At PASIC Zildjian introduces new ex-heavy 22″ride based on K Zildjian Symphonic prototypes…thanks to interest fueled by my review on

K Zildjian Symphonic reviewed by T Bruce Wittet

October 19, 2012 Ottawa, Canada: As we speak, I’m loading the car for the 2-hour drive to the Montreal Drum Fest and reflecting on the news that my review continues to generate interest. In fact, last week I received two emails requesting I sell off my own protos, which resemble my early 1960s “Jon Christensen ride” (and Jon’s, too; he’s borrowed mine). Not until monkeys fly…but, I teased the inquirers…maybe the Zildjian booth at PASIC will have surprises in store.

I reviewed the hand cymbal proto pair. Both are punishing in weight, thick at the edges, lathed weirdly, and mottled, just like the century-old cymbals they replicate. I have played those cymbals, too, incidentally. Paul did a fabulous job—a difficult job, too, making a heavy, tight-surfaced ride feel gentle to the touch. So I get credit, as do you, readers of this website, for the new K heavy ride. But there is a twist to the story and one that gives clout and even more reason-to-live for the new ride to be unveiled at PASIC.

Orchestral K hand cymbal prototypes reviewed by T Bruce Wittet

original K Symphonic Traditional Heavy reviewed as rides in these pages

Several months ago, session ace Dave Mattacks visited Paul. Under his arm was a fascinatingly heavy Turkish K I’d played at DM’s house on several occasions.

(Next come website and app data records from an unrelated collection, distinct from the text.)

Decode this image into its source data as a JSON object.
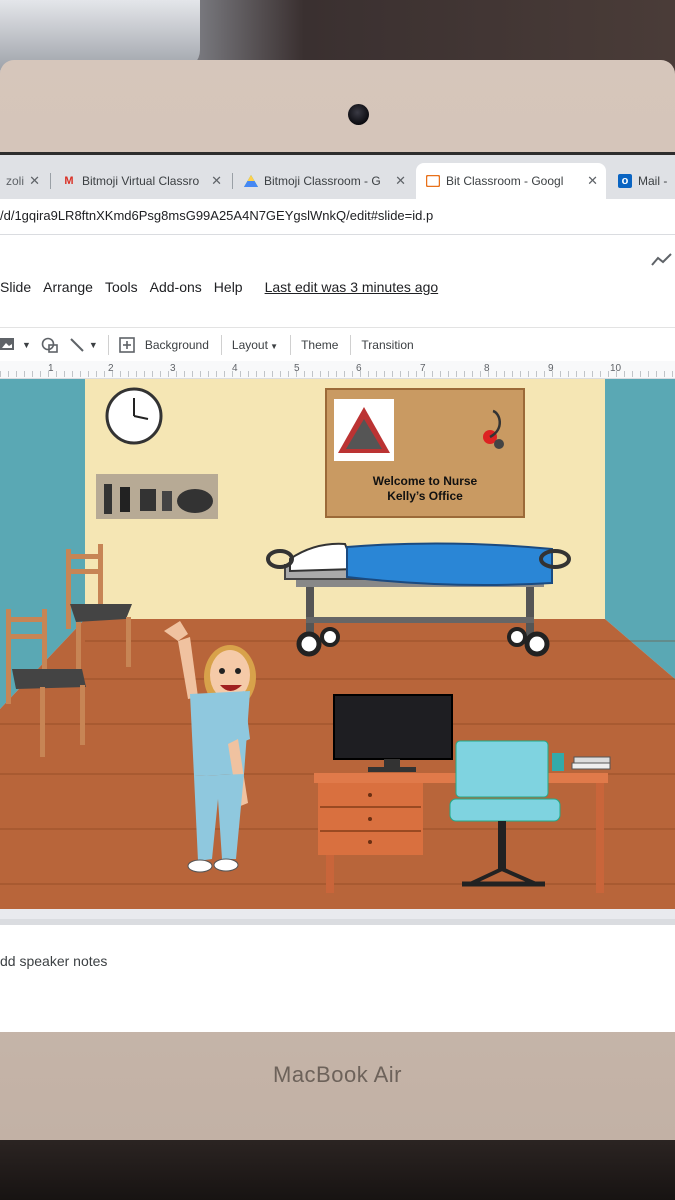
{
  "device": {
    "brand": "MacBook Air"
  },
  "tabs": [
    {
      "label": "zoli",
      "icon": "doc-icon",
      "active": false
    },
    {
      "label": "Bitmoji Virtual Classro",
      "icon": "gmail-icon",
      "active": false
    },
    {
      "label": "Bitmoji Classroom - G",
      "icon": "drive-icon",
      "active": false
    },
    {
      "label": "Bit Classroom - Googl",
      "icon": "slides-icon",
      "active": true
    },
    {
      "label": "Mail -",
      "icon": "outlook-icon",
      "active": false
    }
  ],
  "address": {
    "url": "/d/1gqira9LR8ftnXKmd6Psg8msG99A25A4N7GEYgslWnkQ/edit#slide=id.p"
  },
  "menu": {
    "items": [
      "Slide",
      "Arrange",
      "Tools",
      "Add-ons",
      "Help"
    ],
    "last_edit": "Last edit was 3 minutes ago"
  },
  "toolbar": {
    "background": "Background",
    "layout": "Layout",
    "theme": "Theme",
    "transition": "Transition"
  },
  "ruler": {
    "numbers": [
      "1",
      "2",
      "3",
      "4",
      "5",
      "6",
      "7",
      "8",
      "9",
      "10"
    ]
  },
  "slide": {
    "board_text_line1": "Welcome to Nurse",
    "board_text_line2": "Kelly’s Office",
    "colors": {
      "wall": "#f5e6b4",
      "side_wall": "#5aa8b4",
      "floor": "#b8653a",
      "board": "#c99a62",
      "bed_blanket": "#2a86d6",
      "chair_seat": "#7fd3e0"
    }
  },
  "notes": {
    "placeholder": "dd speaker notes"
  }
}
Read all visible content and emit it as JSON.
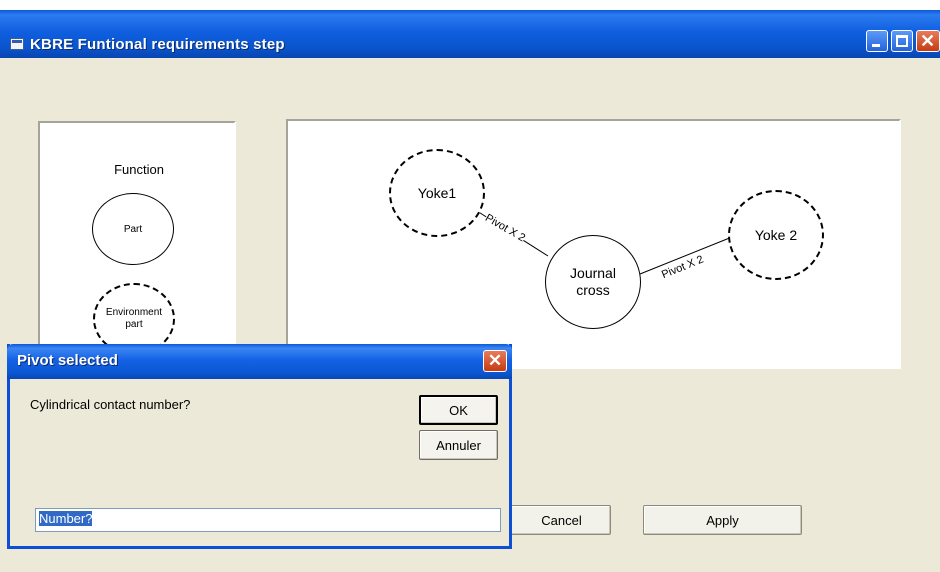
{
  "window": {
    "title": "KBRE Funtional requirements step"
  },
  "legend": {
    "function_label": "Function",
    "part_label": "Part",
    "environment_part_label_line1": "Environment",
    "environment_part_label_line2": "part"
  },
  "diagram": {
    "nodes": {
      "yoke1": "Yoke1",
      "yoke2": "Yoke 2",
      "journal_line1": "Journal",
      "journal_line2": "cross"
    },
    "edges": {
      "left": "Pivot X 2",
      "right": "Pivot X 2"
    }
  },
  "buttons": {
    "cancel": "Cancel",
    "apply": "Apply"
  },
  "dialog": {
    "title": "Pivot selected",
    "prompt": "Cylindrical contact number?",
    "ok": "OK",
    "annuler": "Annuler",
    "input_value": "Number?"
  },
  "colors": {
    "xp_title_blue": "#0a54cc",
    "xp_close_red": "#c63b12",
    "face": "#ece9d8",
    "selection": "#316ac5"
  }
}
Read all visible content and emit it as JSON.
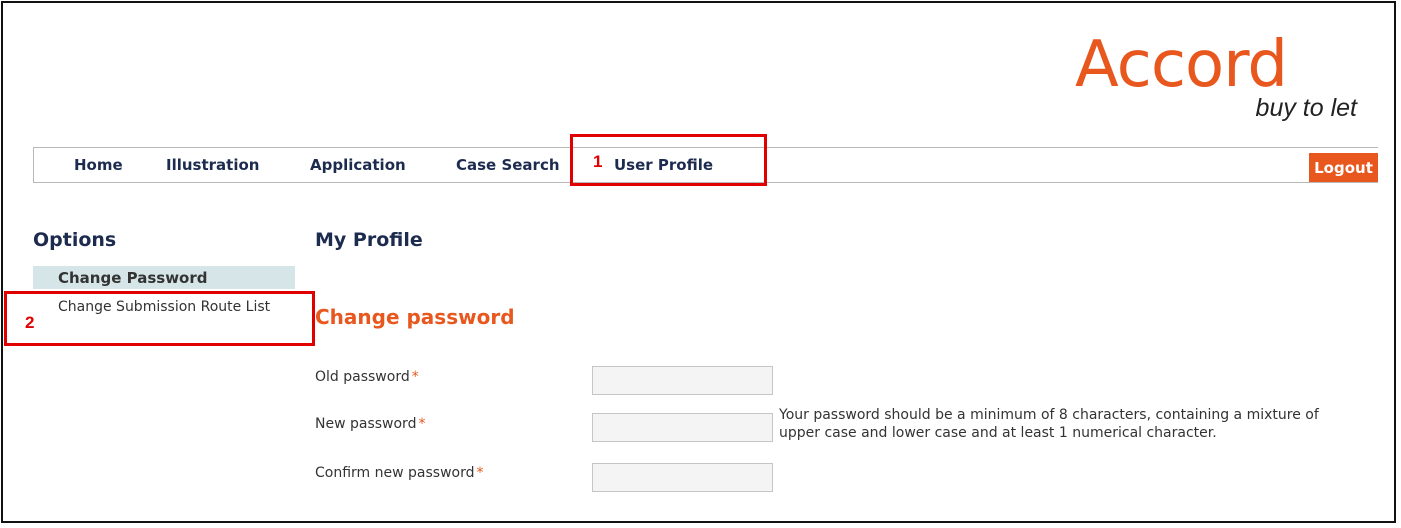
{
  "brand": {
    "logo_text": "Accord",
    "tagline": "buy to let",
    "accent_color": "#e8571e",
    "navy_color": "#1d2b4f"
  },
  "nav": {
    "items": [
      {
        "label": "Home"
      },
      {
        "label": "Illustration"
      },
      {
        "label": "Application"
      },
      {
        "label": "Case Search"
      },
      {
        "label": "User Profile"
      }
    ],
    "logout_label": "Logout"
  },
  "annotations": {
    "callout_1": "1",
    "callout_2": "2",
    "callout_color": "#e00000"
  },
  "sidebar": {
    "title": "Options",
    "items": [
      {
        "label": "Change Password",
        "active": true
      },
      {
        "label": "Change Submission Route List",
        "active": false
      }
    ]
  },
  "main": {
    "page_title": "My Profile",
    "section_title": "Change password",
    "fields": [
      {
        "label": "Old password",
        "required_mark": "*",
        "value": ""
      },
      {
        "label": "New password",
        "required_mark": "*",
        "value": ""
      },
      {
        "label": "Confirm new password",
        "required_mark": "*",
        "value": ""
      }
    ],
    "password_hint": "Your password should be a minimum of 8 characters, containing a mixture of upper case and lower case and at least 1 numerical character."
  }
}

To me, it was the archetypical heavy K in the spirit of Jon Christensen. The heritage, however, most more rock than ECM jazz: the ride was once played by Jim Gordon, who passed it on to Jim Capaldi before it ended up in Mattacks’ hands. I talked to DM and to Paul Francis and my feeling is that DM’s visit to Zildjian put the new K heavy over the top—put it on the fast track for PASIC.

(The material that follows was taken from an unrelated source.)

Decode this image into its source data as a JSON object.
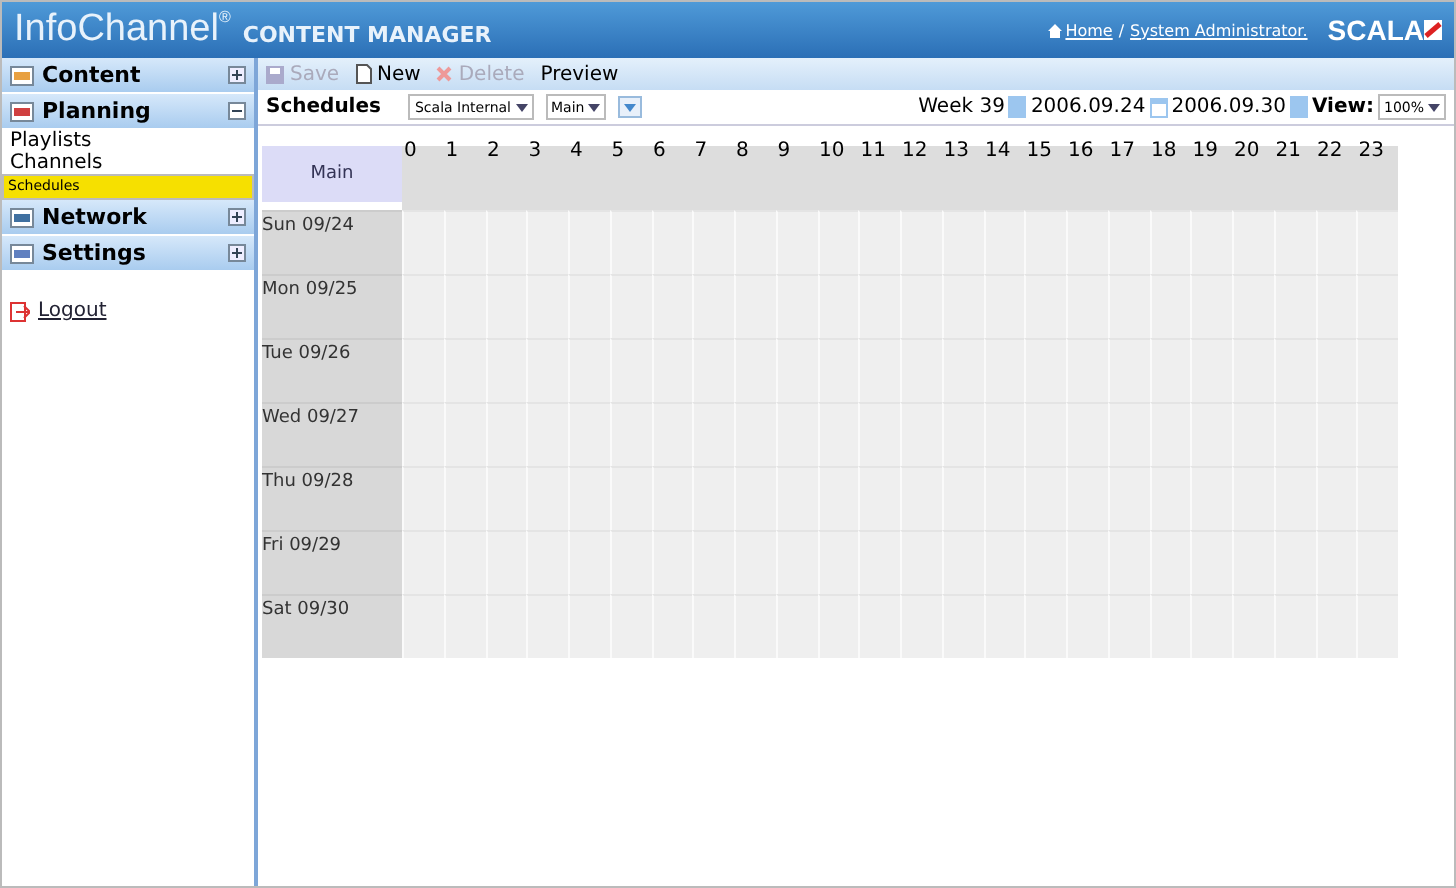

Why bother with an extra-heavy K ride? The thrill is the thin thread

I hear you. But I disagree about all this business about extra-thin rides that wobble at the edges. To me, they’re fine for hobbyists but add up to squat when played by the likes of Tony Williams (and I’ve played a set of his American Ks in addition to 7 of his Turkish K rides including the legendary Nefertiti Ride). Tony sought stability in a ride—in addition to all those trashy lows and seemingly dissonant overtones.

To combine these traits in an extra-heavy ride is no mean feat. The heavier you get, the more the ping shines. In its wake, however, are mundane, “linear” tones that speak of clatter more than creativity.

Paul Francis, however, was fortunate. When he created the new K Zildjian Symphonic heavies, he kept two century-old Turkish K orchestral hand cymbals that defied the rules. While the benchmark K weight peaks at “medium”, these were martial in their heaviness.

What is “heavy”?

Good question. Given they are Zildjian cymbals, basically hand smelted and lathed, then rotary hammered via a computer program that replicated the diverse peen sizes, clusters of blows, and surface tension of the century-old benchmarks, they will vary within a half-pound, give or take.

When I spoke to Paul yesterday, he told me that the one he was touching up, hammering by hand, weighed in at 8 pounds, 12 ounces—maybe 3,800-plus grams.

Zildjian new "Symphonic Trad Heavy Ride" 22"

Sneak peak at new "K Symphonic Ride" 8lb 12oz

The photos tell a story, first of my review prototypes, then of the new ride to be shown at PASIC. Grab a Kleenex; you’ll be drooling.